Self-Hatred, Blame, and Harmful Thoughts
It's quite common to see loving pet parents blame themselves for the death of their animal, especially when having to make the difficult choice of euthanasia. With redirection of our thoughts and moving through the grief process, these thoughts tend to decrease and can be replaced with happier memories, with the acknowledgment that through your decision your pet no longer had to suffer.
Our minds are rapidly attempting to process our new reality when we've experienced the death of a pet. Some of us have minds that are more negative, easily placing blame, guilt, or shame on us.
We may say to ourselves: "You should have known this was going to happen." "Why didn't you do this?" "I killed them." These thoughts are unhealthy and harmful if continued without mindful redirection for prolonged periods of time.
Without mindful redirection toward more positive thoughts, they tend to build and become even darker. If your mind is ruminative, or rapidly cycling through the same increasingly dark thoughts, it can be extremely helpful to seek professional counseling during this time.
In this case, counselors provide a non-judgmental presence and can work with you to understand the origin of these thoughts. Typically, these thoughts are historical and can be very unconscious until triggered by a significant life event, such as the death of a pet.
Self Harming, Excessive Drinking or Drug Use, or Thoughts of Suicide
There are times in our lives when we feel like there is no hope left. That we simply have hit rock bottom and cannot handle one more thing. If our pet dies in a dark moment in our lives it can trigger painful thoughts and actions that are extremely harmful.
If you find yourself doing drugs or drinking excessively after the death of a pet, the additional support of a counselor may help you process through and come up with alternative methods to cope with your experience.
Having thoughts of ending your own life isn't as rare as you may think. There are many people who struggle with living after the death of their pet, especially if their pet was one of the only reasons for living. Many people live day-to-day knowing that their pet depends on them, and during hard times their pets may be their only crutch to stand on.
Seeking the guidance and support of a counselor is never a sign of weakness, but a strength.
There are so many four-legged friends looking to share unconditional love. If during this time you don't feel ready for another pet in your home, there are rescues who would love a few moments of your time to experience the love that only you can give.

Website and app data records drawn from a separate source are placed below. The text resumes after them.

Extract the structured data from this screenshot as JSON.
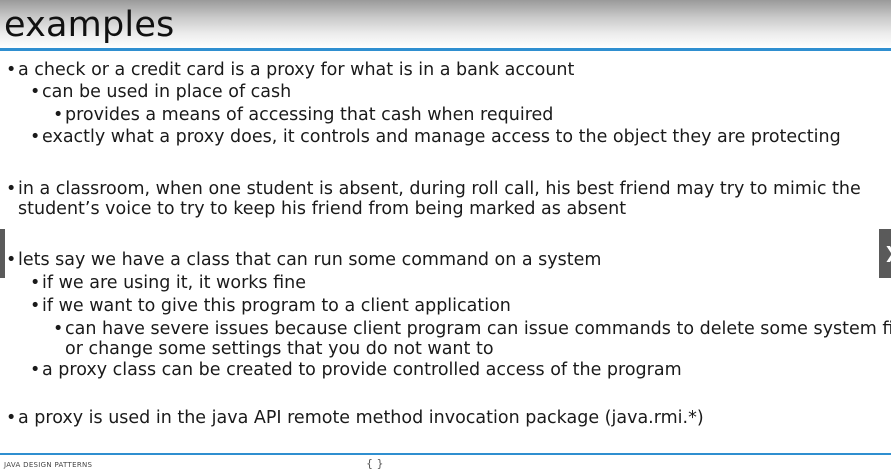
{
  "slide": {
    "title": "examples"
  },
  "bullet_glyph": "•",
  "bullets": [
    {
      "text": "a check or a credit card is a proxy for what is in a bank account"
    },
    {
      "text": "can be used in place of cash"
    },
    {
      "text": "provides a means of accessing that cash when required"
    },
    {
      "text": "exactly what a proxy does, it controls and manage access to the object they are protecting"
    },
    {
      "text": "in a classroom, when one student is absent, during roll call, his best friend may try to mimic the",
      "cont": "student’s voice to try to keep his friend from being marked as absent"
    },
    {
      "text": "lets say we have a class that can run some command on a system"
    },
    {
      "text": "if we are using it, it works fine"
    },
    {
      "text": "if we want to give this program to a client application"
    },
    {
      "text": "can have severe issues because client program can issue commands to delete some system files",
      "cont": "or change some settings that you do not want to"
    },
    {
      "text": "a proxy class can be created to provide controlled access of the program"
    },
    {
      "text": "a proxy is used in the java API remote method invocation package (java.rmi.*)"
    }
  ],
  "footer": {
    "label": "JAVA DESIGN PATTERNS",
    "glyph": "{ }"
  },
  "nav": {
    "next_glyph": "❯"
  },
  "colors": {
    "accent": "#2f8fd0",
    "nav": "#5a5a5a"
  }
}
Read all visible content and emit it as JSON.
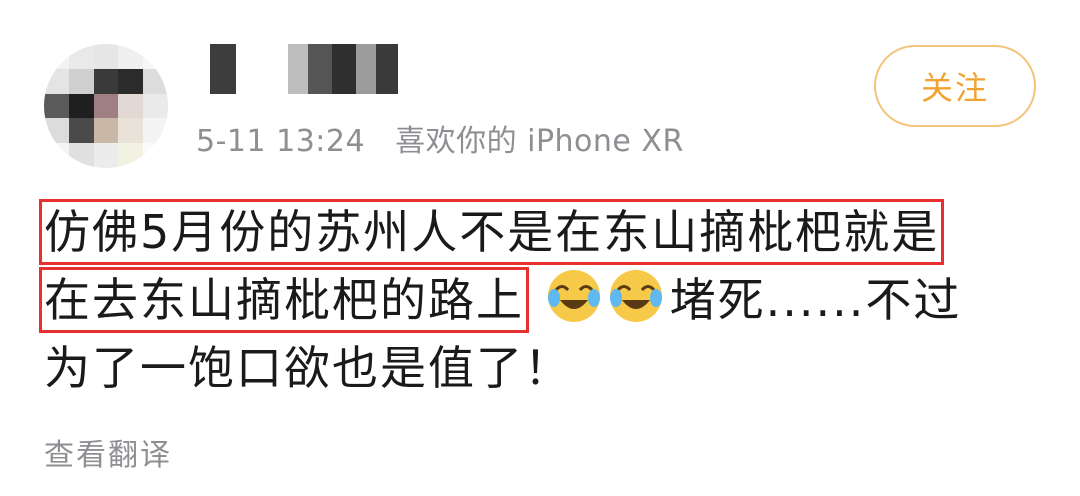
{
  "post": {
    "meta": {
      "date": "5-11 13:24",
      "device": "喜欢你的 iPhone XR"
    },
    "follow_label": "关注",
    "content": {
      "line1": "仿佛5月份的苏州人不是在东山摘枇杷就是",
      "line2_highlight": "在去东山摘枇杷的路上",
      "line2_rest": "堵死......不过",
      "line3": "为了一饱口欲也是值了！",
      "emoji_icons": [
        "laughing-crying-emoji-icon",
        "laughing-crying-emoji-icon"
      ]
    },
    "translate_label": "查看翻译"
  },
  "colors": {
    "follow_border": "#f5c37a",
    "follow_text": "#f0a332",
    "highlight_box": "#e8302f",
    "meta_text": "#8e8e93",
    "body_text": "#1a1a1a"
  }
}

If you or someone you love is contemplating suicide, seek help immediately. For help 24/7 dial 988 for the National Suicide Prevention Lifeline, or reach out to the Crisis Text Line by texting TALK to 741741. To find a therapist near you, visit the Psychology Today Therapy Directory.